For further information
- Canadian Science Advisory Secretariat (CSAS) Publications
- Aquatic Invasive Species Identification Booklet (PDF)
Fisheries and Oceans Canada – March 2013
- QBRAT v2 assessment: Codium fragile ssp. tomentosoides in the Gulf of St. Lawrence as a case study
Research Document - 2007/007 - Fisheries and Oceans Canada
- Bégin, C. and R.E. Scheibling. 2003. Growth and survival of the invasive green alga Codium fragile ssp. tomentosoides in tide pools on a rocky shore in Nova Scotia. Bot. Mar. 46: 404-412.
- Drouin, A., and McKindsey, C.W. 2007. QBRAT v2 assessment: Codium fragile ssp. tomentoisoides in the Gulf of St. Lawrence as a case study. DFO Can. Sci. Advis. Sec. Res. Doc. 2007/07. iv + 28 p.

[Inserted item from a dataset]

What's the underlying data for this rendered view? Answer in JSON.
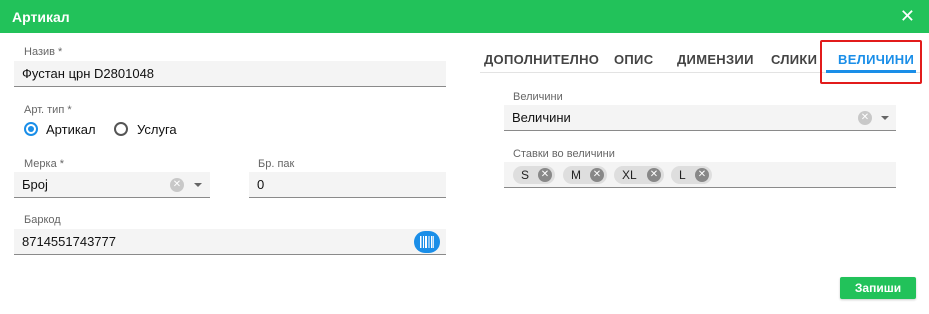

- Scheibling, R.E., Gagnon P. 2006. Competitive interactions between the invasive green alga Codium fragile ssp. tomentosoides and native canopy-forming seaweeds in Nova Scotia (Canada). Mar Ecol Prog Ser 325:1-14.
- Trowbridge, C.D. 1998. Ecology of the green macroalga Codium fragile (Suringar) Hariot 1889: Invasive and non-invasive subspecies. Oceanogr. Mar. Biol. Ann. Rev. 36: 1-64.
- Date modified: